**EXERCISE GOAL**
Across the records that follow, how many lines contain the string "header"? Answer with the number only.

**DATASET CONTENT**
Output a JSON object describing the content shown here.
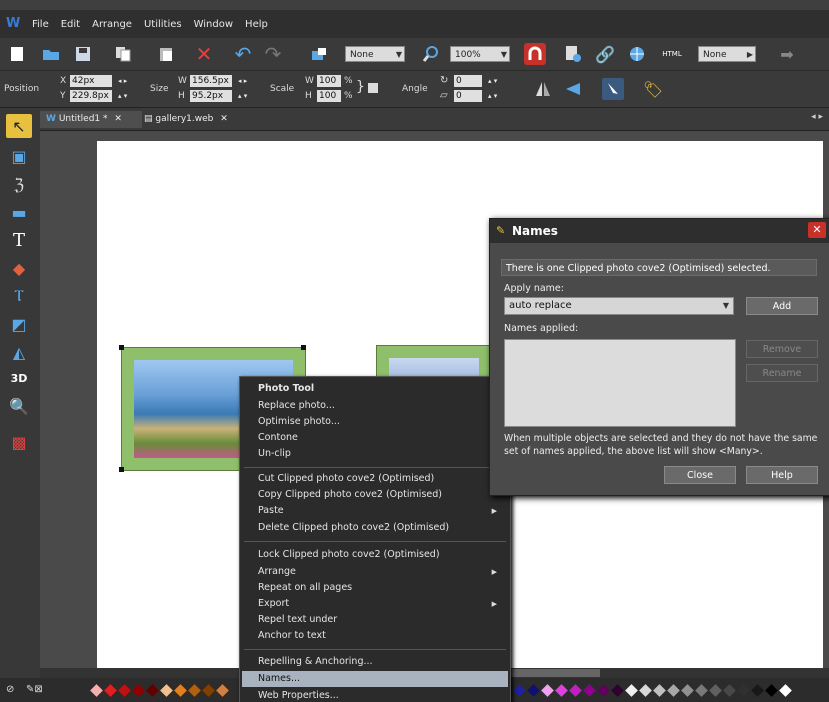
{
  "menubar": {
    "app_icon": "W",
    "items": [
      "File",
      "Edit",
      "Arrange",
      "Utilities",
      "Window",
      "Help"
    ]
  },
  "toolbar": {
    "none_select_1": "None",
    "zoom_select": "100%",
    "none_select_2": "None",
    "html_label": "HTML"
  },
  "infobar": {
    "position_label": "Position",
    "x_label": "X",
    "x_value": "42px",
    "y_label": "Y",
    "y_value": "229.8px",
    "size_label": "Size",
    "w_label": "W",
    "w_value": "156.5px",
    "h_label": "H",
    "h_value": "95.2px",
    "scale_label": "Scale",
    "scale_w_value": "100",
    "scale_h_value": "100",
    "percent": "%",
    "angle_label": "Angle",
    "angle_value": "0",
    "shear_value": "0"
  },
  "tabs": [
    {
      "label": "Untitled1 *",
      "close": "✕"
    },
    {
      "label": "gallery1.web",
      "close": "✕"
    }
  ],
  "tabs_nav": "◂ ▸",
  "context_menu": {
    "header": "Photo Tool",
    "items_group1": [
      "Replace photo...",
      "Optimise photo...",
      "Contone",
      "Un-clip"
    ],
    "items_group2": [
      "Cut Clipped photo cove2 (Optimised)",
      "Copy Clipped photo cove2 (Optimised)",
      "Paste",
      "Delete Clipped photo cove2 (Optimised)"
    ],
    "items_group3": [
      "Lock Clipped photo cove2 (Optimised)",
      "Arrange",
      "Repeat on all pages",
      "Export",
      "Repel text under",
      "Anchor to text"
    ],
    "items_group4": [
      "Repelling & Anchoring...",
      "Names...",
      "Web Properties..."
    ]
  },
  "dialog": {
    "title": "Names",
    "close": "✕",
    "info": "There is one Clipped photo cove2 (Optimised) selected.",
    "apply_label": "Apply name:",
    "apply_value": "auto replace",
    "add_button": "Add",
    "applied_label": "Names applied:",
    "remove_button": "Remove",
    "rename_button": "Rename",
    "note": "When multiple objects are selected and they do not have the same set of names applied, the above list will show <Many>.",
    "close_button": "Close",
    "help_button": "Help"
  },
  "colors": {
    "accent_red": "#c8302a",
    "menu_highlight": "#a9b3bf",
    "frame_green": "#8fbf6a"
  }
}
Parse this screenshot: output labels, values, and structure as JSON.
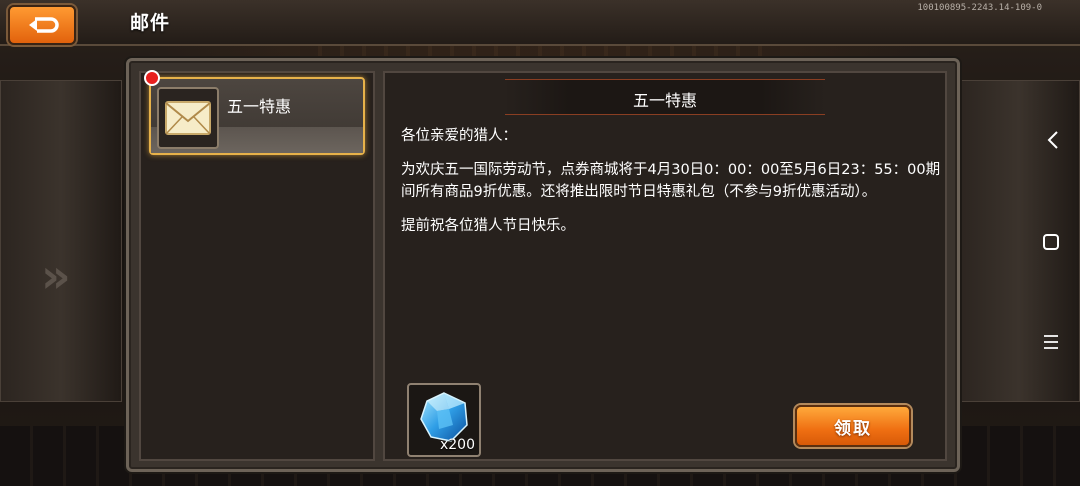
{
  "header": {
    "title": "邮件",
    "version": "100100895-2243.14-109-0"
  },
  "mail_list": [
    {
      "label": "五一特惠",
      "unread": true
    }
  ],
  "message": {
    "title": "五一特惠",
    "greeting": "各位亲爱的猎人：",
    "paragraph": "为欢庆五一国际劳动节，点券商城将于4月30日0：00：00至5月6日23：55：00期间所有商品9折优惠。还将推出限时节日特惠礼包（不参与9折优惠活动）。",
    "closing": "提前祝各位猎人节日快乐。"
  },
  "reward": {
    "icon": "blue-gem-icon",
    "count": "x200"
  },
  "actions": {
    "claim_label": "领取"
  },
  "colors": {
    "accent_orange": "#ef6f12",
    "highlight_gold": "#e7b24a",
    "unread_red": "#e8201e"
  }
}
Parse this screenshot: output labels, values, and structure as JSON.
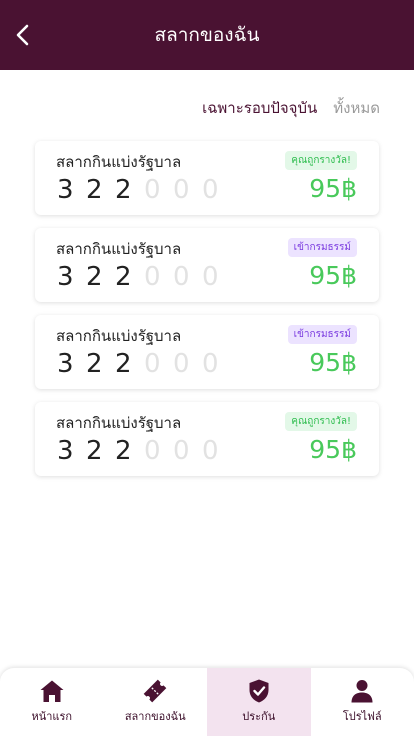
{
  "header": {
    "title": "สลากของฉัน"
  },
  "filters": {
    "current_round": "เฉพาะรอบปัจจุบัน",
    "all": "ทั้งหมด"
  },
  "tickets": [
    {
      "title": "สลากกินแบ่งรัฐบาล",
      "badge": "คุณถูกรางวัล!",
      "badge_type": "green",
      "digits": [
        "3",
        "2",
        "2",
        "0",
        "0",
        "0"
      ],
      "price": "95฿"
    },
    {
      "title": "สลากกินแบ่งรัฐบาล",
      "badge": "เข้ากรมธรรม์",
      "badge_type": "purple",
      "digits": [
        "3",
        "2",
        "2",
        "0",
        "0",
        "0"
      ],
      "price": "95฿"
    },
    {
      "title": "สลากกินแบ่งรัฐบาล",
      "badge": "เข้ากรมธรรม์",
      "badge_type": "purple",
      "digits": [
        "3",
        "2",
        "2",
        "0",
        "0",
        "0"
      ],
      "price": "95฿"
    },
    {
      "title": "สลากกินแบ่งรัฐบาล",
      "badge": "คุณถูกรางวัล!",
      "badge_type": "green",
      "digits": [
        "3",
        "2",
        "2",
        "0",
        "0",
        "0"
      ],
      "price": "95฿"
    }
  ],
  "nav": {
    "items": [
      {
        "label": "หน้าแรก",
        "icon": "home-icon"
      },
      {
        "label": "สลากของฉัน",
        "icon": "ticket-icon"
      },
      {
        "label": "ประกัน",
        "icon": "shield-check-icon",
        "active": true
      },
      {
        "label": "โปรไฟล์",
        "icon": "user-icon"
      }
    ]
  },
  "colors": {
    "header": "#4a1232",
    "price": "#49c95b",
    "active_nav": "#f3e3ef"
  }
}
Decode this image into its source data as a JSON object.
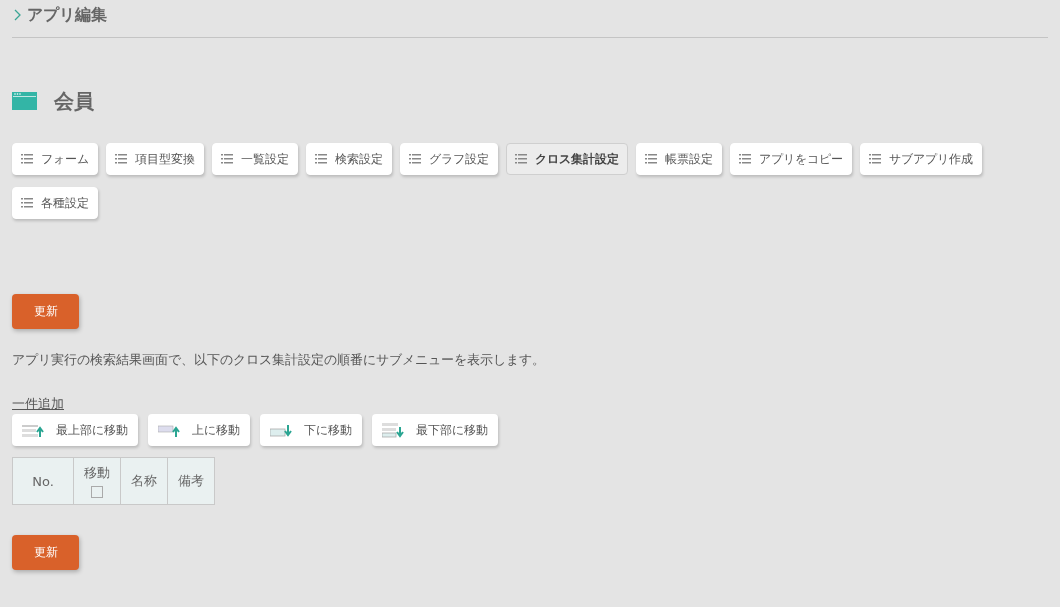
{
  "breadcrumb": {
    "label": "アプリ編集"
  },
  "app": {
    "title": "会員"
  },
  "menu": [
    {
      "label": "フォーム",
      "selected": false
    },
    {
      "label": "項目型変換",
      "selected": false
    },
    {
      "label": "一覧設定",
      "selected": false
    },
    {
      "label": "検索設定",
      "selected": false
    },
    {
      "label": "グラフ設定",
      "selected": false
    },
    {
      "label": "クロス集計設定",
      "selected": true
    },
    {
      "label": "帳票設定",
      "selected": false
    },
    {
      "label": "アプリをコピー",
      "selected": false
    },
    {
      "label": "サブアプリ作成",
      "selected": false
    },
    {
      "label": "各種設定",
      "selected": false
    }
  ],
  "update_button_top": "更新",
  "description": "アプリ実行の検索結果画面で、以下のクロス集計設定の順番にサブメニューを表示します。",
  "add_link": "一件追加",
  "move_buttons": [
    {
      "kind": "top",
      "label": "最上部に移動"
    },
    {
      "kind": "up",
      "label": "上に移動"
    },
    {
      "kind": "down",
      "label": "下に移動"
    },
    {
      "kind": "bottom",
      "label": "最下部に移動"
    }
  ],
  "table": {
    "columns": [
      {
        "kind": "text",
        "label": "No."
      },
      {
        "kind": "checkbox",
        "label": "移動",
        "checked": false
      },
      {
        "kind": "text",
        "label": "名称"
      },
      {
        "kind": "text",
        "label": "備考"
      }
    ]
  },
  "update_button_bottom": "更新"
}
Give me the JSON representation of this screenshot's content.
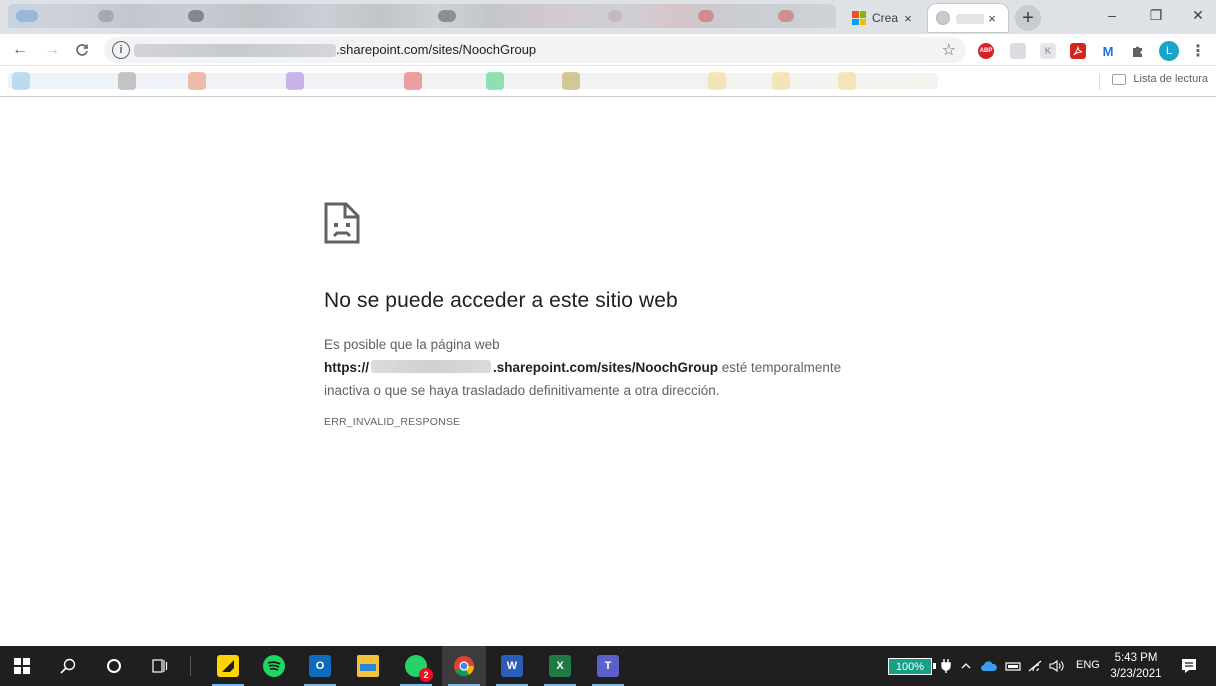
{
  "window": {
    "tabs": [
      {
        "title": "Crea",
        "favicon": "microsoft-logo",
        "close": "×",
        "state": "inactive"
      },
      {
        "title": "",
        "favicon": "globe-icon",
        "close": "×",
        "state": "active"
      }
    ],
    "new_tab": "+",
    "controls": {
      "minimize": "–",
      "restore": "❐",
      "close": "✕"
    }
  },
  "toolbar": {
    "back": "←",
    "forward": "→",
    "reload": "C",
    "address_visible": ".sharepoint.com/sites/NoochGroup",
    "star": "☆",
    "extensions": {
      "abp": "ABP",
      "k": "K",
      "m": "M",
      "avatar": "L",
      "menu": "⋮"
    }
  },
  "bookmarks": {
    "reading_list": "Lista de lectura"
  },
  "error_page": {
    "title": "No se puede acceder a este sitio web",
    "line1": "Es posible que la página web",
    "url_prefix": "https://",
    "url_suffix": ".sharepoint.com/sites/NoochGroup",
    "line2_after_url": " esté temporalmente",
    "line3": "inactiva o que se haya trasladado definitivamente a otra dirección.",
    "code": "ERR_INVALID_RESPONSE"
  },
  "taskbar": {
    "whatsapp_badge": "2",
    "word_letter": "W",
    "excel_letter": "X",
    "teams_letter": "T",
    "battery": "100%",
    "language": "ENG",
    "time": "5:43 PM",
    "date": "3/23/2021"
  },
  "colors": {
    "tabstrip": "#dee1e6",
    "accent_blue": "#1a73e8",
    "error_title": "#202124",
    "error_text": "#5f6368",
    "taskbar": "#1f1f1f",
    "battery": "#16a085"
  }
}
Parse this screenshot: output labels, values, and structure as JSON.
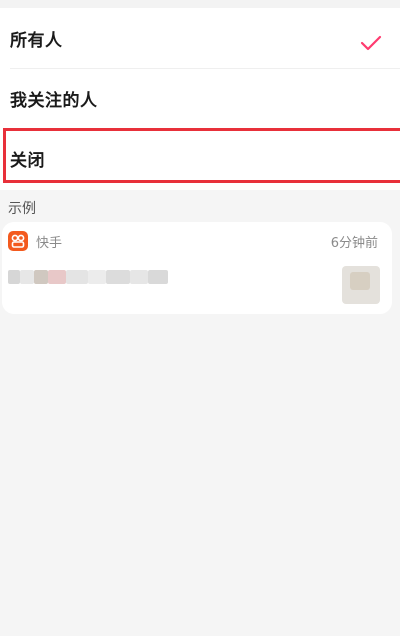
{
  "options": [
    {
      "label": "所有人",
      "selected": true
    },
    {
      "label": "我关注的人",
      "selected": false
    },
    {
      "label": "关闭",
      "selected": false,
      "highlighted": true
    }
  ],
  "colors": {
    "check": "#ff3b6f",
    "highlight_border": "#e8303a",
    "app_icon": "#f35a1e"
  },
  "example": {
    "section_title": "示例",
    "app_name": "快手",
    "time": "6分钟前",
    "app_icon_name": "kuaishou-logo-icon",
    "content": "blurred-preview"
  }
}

**ANSWER BOX**
4